── THE RECORDS

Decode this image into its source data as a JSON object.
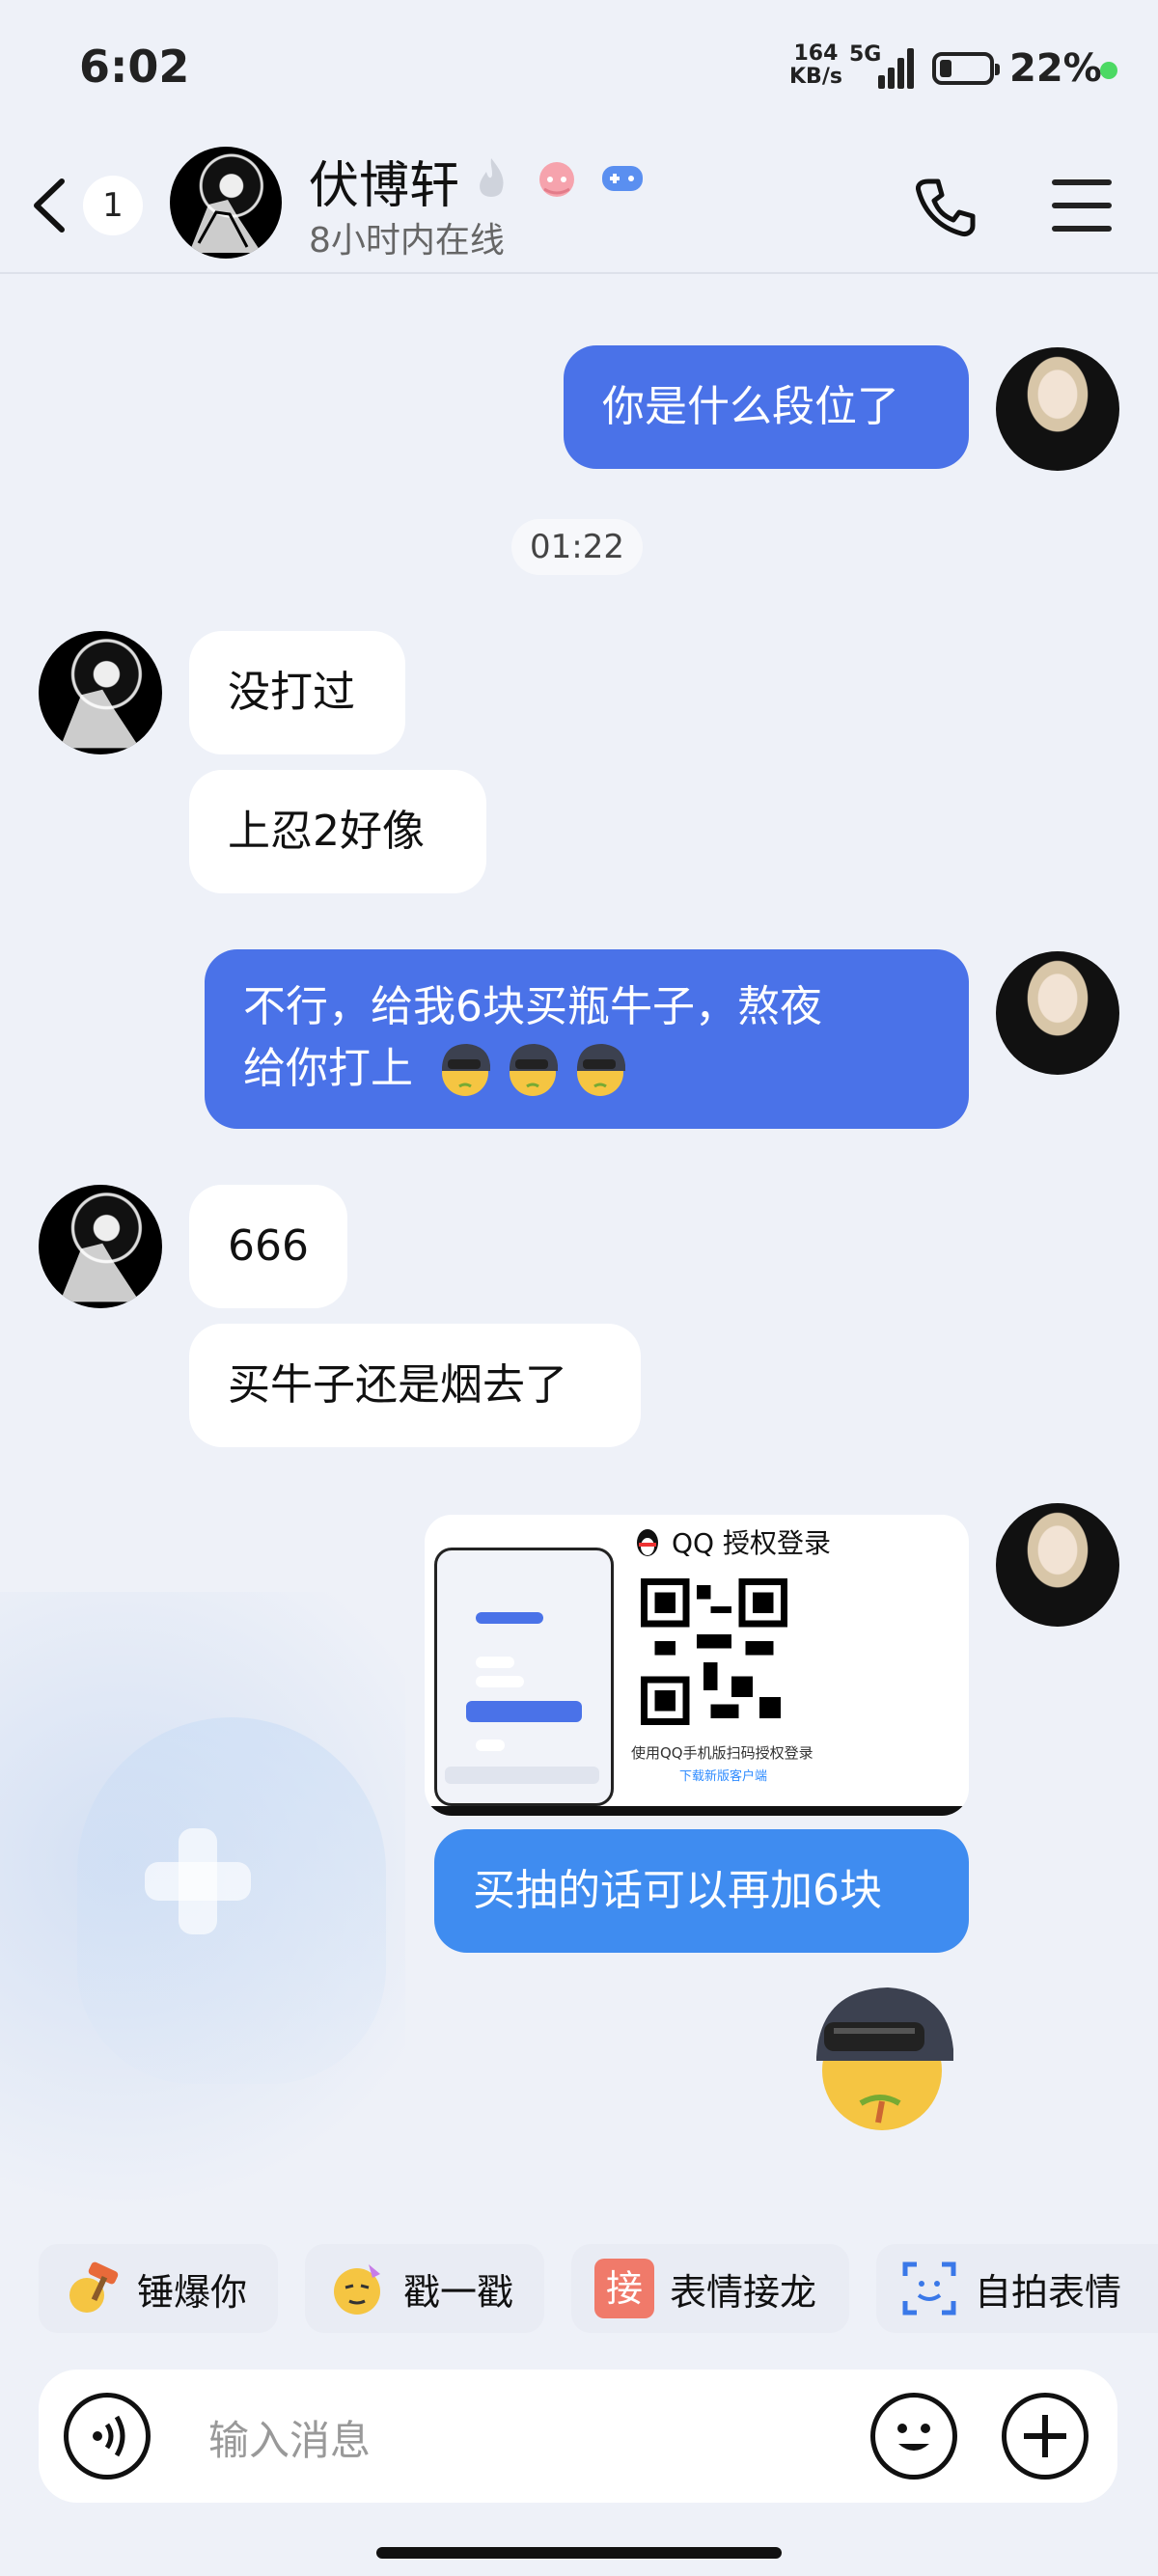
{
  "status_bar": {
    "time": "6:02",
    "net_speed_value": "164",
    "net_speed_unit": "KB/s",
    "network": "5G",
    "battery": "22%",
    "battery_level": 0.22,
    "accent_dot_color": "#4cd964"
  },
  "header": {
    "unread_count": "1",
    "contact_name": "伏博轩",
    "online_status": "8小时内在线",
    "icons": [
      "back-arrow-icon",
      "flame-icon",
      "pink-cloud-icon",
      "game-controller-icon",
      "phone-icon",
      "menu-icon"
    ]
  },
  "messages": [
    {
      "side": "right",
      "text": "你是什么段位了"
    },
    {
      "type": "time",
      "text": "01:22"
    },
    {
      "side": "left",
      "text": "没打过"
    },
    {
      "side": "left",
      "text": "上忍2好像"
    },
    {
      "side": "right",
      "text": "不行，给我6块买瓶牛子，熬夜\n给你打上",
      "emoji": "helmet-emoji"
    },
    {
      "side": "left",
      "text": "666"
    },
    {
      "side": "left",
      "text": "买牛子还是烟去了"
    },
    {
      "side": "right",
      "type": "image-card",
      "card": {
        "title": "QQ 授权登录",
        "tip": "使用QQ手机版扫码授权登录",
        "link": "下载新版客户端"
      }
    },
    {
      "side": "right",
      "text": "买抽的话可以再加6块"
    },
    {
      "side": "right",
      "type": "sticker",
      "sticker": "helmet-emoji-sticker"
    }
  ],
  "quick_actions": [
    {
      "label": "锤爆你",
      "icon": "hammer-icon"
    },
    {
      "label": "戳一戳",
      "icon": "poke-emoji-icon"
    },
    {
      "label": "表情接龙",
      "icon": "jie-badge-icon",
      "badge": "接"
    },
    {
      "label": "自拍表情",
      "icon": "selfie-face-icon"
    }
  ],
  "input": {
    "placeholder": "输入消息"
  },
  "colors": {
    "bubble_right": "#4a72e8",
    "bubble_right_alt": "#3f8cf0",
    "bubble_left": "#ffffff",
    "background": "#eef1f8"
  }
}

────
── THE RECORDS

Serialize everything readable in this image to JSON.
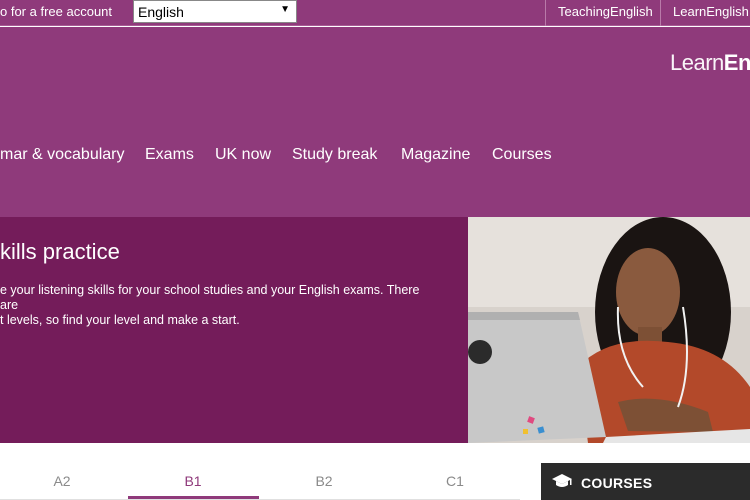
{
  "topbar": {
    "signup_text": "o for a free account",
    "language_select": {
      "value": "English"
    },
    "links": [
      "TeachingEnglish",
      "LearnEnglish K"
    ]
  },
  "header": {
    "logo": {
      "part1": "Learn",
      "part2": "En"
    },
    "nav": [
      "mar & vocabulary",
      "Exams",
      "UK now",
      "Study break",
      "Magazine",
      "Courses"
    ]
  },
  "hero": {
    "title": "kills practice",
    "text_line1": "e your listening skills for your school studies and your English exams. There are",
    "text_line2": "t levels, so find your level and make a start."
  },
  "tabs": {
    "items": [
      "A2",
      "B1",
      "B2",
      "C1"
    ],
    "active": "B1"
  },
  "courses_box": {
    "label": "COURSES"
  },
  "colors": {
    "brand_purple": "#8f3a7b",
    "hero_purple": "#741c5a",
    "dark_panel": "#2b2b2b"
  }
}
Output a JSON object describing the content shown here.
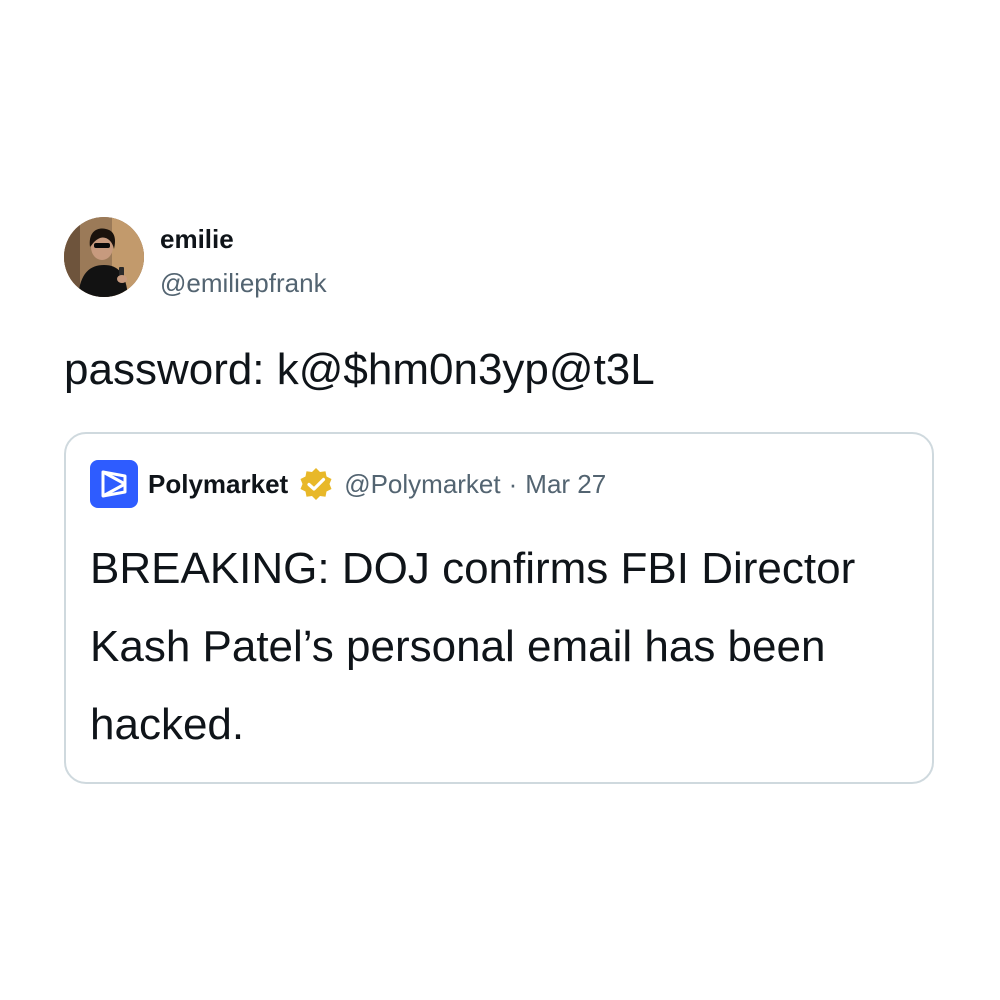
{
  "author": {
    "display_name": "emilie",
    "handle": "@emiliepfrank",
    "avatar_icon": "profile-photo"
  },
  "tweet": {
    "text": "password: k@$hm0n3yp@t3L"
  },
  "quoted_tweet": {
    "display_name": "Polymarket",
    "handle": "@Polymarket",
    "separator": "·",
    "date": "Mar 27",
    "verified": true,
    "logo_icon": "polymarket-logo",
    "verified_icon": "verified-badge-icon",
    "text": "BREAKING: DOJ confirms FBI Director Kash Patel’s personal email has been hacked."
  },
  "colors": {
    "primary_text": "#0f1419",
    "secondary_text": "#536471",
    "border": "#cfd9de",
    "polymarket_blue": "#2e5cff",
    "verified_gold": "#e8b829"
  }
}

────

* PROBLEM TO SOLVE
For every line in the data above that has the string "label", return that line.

* SOLUTION TO THIS EXERCISE
      "label": "锤爆你",
      "label": "戳一戳",
      "label": "表情接龙",
      "label": "自拍表情",
    "label": "COURSES"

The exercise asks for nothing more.